Issue No. 4 - February/March 2002
Making Sponsorship Pay for Small Business
by Dr David Corkindale
Small businesses often want to offer financial support to the communities they are part of, but stringent economic times can make this difficult. They are continually asked to sponsor very worthy causes but are unsure of the commercial gain to them. A form of sponsorship has developed which promises to solve this dilemma by providing both financial support to a charitable activity and a commercial return to the sponsor. How does it work—and does it really pay off?
Cause—related marketing is a type of sponsorship linking the extent of donation by the sponsor to the degree of customers’ purchasing or support of the sponsor’s products or services. It has been devised in response to boards’ and company owners’ demands for more accountability for the money spent on sponsorship.
A simple example would be where a small business offers to donate $5 to a local charity for every new client that comes to them with some form of “proof” that the charity sent them—for an example, a copy of a charity newsletter that carried some promotion for the sponsor.
There are many ways in which a sponsor and a sponsored organisation can do this. Essentially, it is a “payment—by—results” program as far as both sides are concerned. So, a dry—cleaning business might devise a program to sponsor the local scout group. The dry cleaner could agree to sponsor the scouts’ trip to an interstate Jamboree, and in return, the dry cleaner would get publicity in the scouts’ newsletters. Perhaps the good deed might even get into local papers. The arrangement might be that for each person who has $10 or more worth of dry cleaning done and also presents a scout membership card, or some form of special card devised for this sponsorship, the cleaner will donate $2 or some agreed upon amount.

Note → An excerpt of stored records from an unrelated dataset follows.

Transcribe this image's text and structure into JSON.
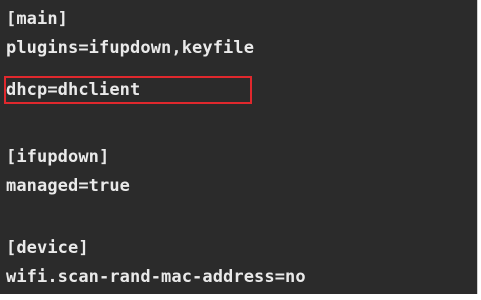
{
  "config_lines": [
    "[main]",
    "plugins=ifupdown,keyfile",
    "dhcp=dhclient",
    "",
    "[ifupdown]",
    "managed=true",
    "",
    "[device]",
    "wifi.scan-rand-mac-address=no"
  ],
  "highlight": {
    "line": "dhcp=dhclient",
    "color": "#e0282d"
  },
  "colors": {
    "background": "#2b2b2b",
    "text": "#eaeaea"
  }
}
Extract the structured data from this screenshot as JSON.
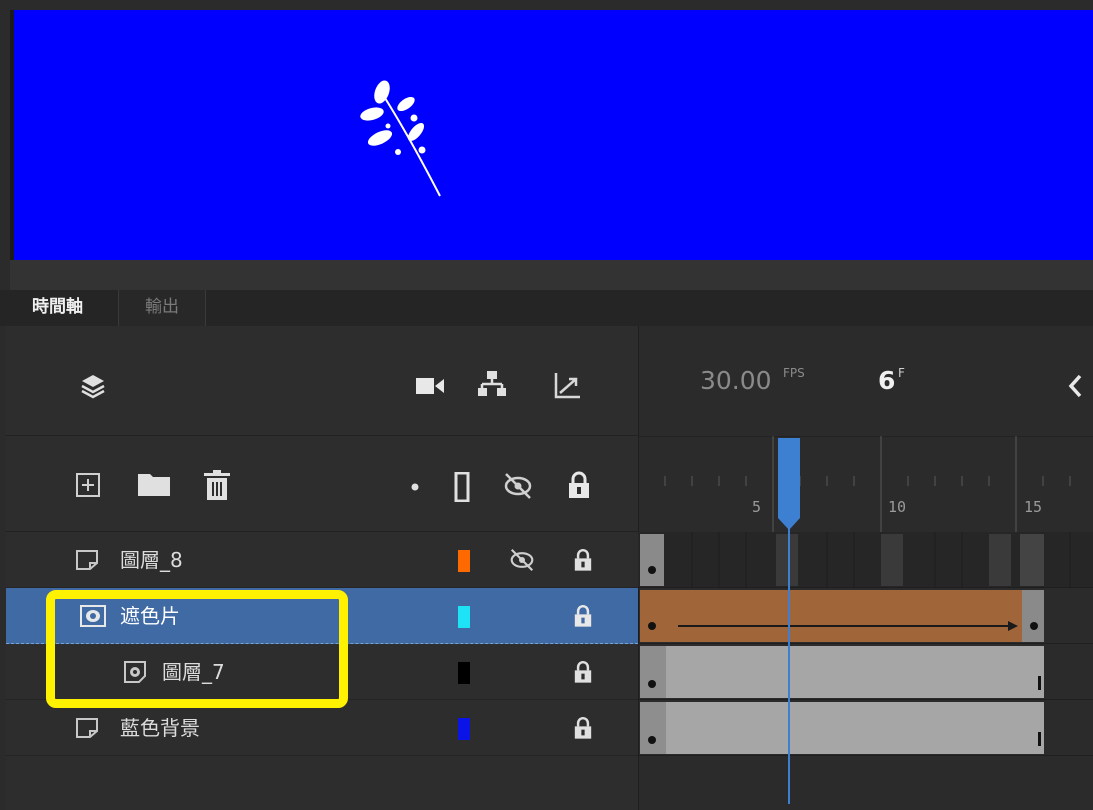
{
  "panel": {
    "tabs": [
      {
        "label": "時間軸",
        "active": true
      },
      {
        "label": "輸出",
        "active": false
      }
    ]
  },
  "timeline": {
    "fps": "30.00",
    "fps_unit": "FPS",
    "current_frame": "6",
    "frame_unit": "F",
    "ruler_labels": [
      "5",
      "10",
      "15"
    ]
  },
  "layers": [
    {
      "name": "圖層_8",
      "type": "normal",
      "color": "#ff6a00",
      "hidden": true,
      "locked": true
    },
    {
      "name": "遮色片",
      "type": "mask",
      "color": "#1ee3f4",
      "hidden": false,
      "locked": true,
      "selected": true
    },
    {
      "name": "圖層_7",
      "type": "masked",
      "color": "#000000",
      "hidden": false,
      "locked": true
    },
    {
      "name": "藍色背景",
      "type": "normal",
      "color": "#0a14e6",
      "hidden": false,
      "locked": true
    }
  ],
  "colors": {
    "stage_background": "#0000ff",
    "playhead": "#3d7fd0",
    "tween": "#a0663a",
    "highlight": "#fff200"
  }
}
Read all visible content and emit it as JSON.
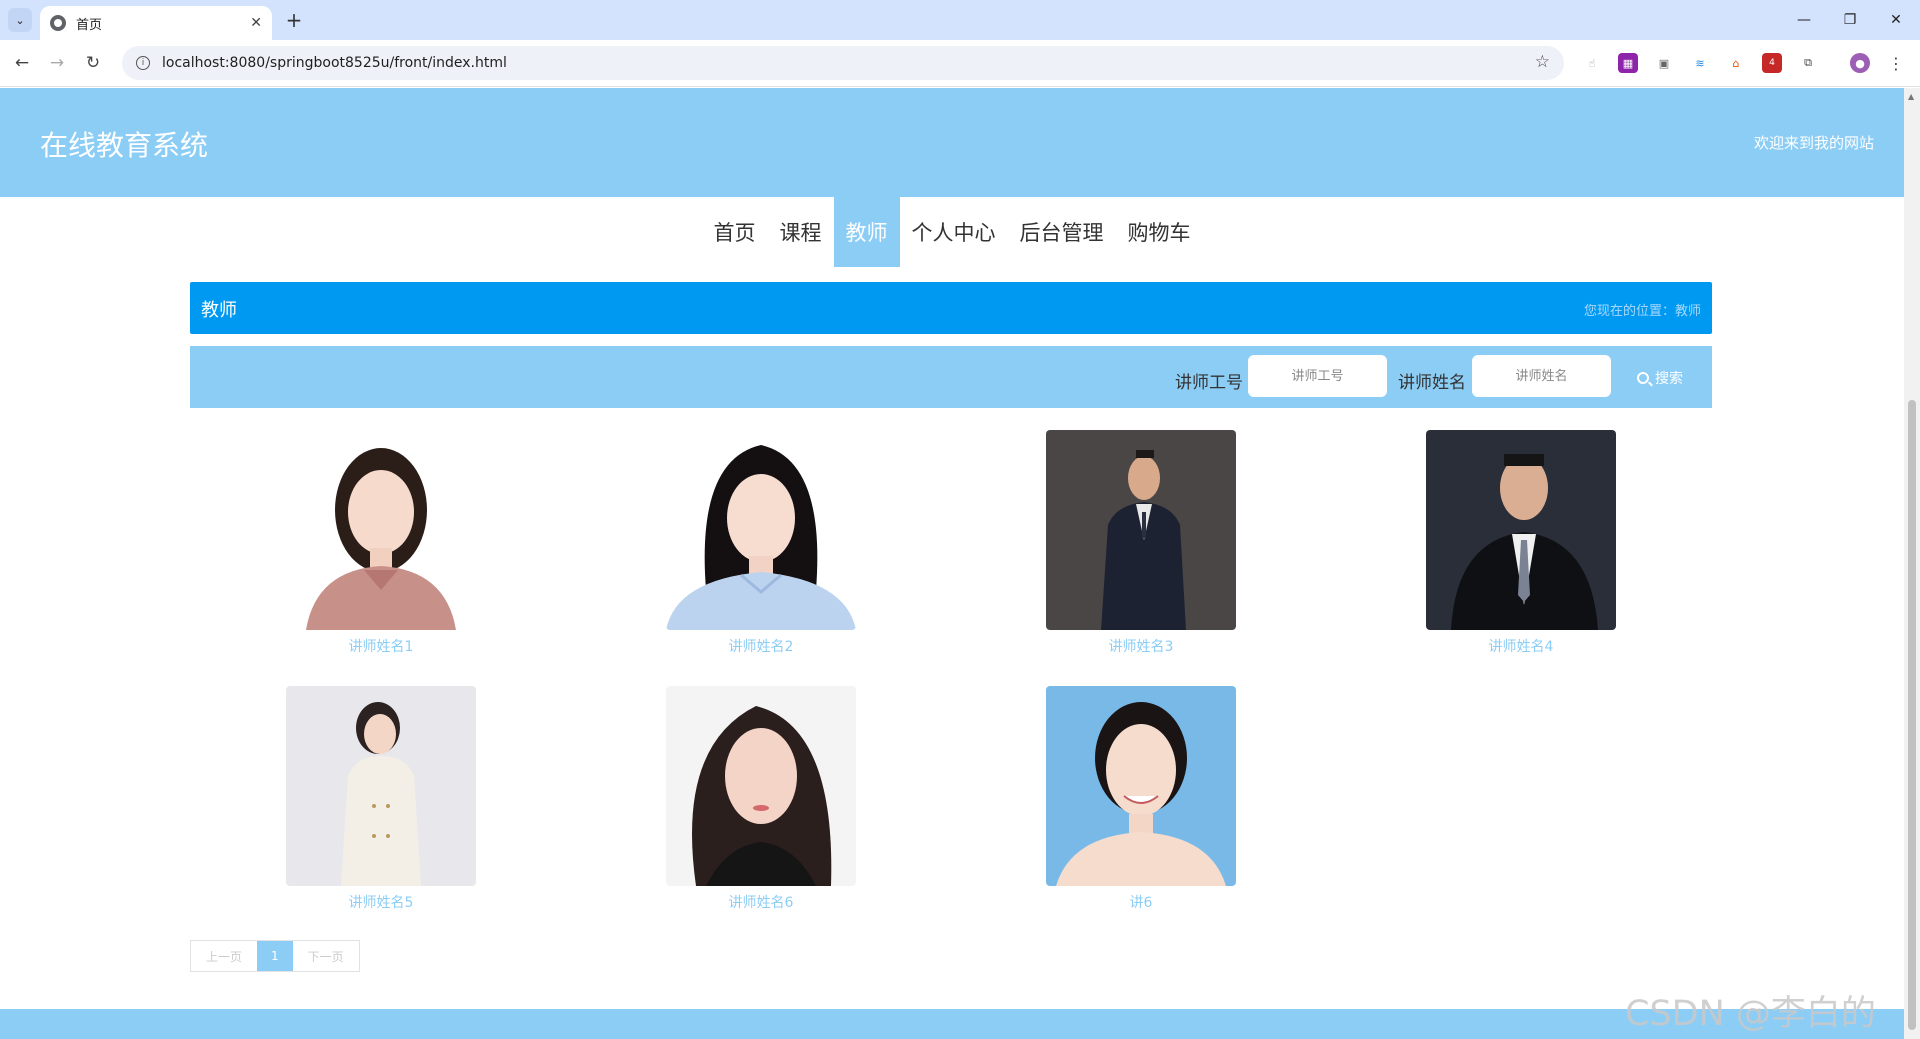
{
  "browser": {
    "tab_title": "首页",
    "url": "localhost:8080/springboot8525u/front/index.html",
    "extension_badge": "4"
  },
  "site": {
    "title": "在线教育系统",
    "welcome": "欢迎来到我的网站"
  },
  "nav": {
    "items": [
      "首页",
      "课程",
      "教师",
      "个人中心",
      "后台管理",
      "购物车"
    ],
    "active": "教师"
  },
  "section": {
    "title": "教师",
    "breadcrumb": "您现在的位置：教师"
  },
  "search": {
    "id_label": "讲师工号",
    "id_placeholder": "讲师工号",
    "name_label": "讲师姓名",
    "name_placeholder": "讲师姓名",
    "button": "搜索"
  },
  "teachers": [
    {
      "name": "讲师姓名1"
    },
    {
      "name": "讲师姓名2"
    },
    {
      "name": "讲师姓名3"
    },
    {
      "name": "讲师姓名4"
    },
    {
      "name": "讲师姓名5"
    },
    {
      "name": "讲师姓名6"
    },
    {
      "name": "讲6"
    }
  ],
  "pagination": {
    "prev": "上一页",
    "current": "1",
    "next": "下一页"
  },
  "watermark": "CSDN @李白的粉",
  "colors": {
    "header": "#8ccdf6",
    "titlebar": "#0099f2"
  }
}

It has been estimated that more than $20 billion is spent annually to secure sponsorship naming rights and approximately $100 billion to promote th...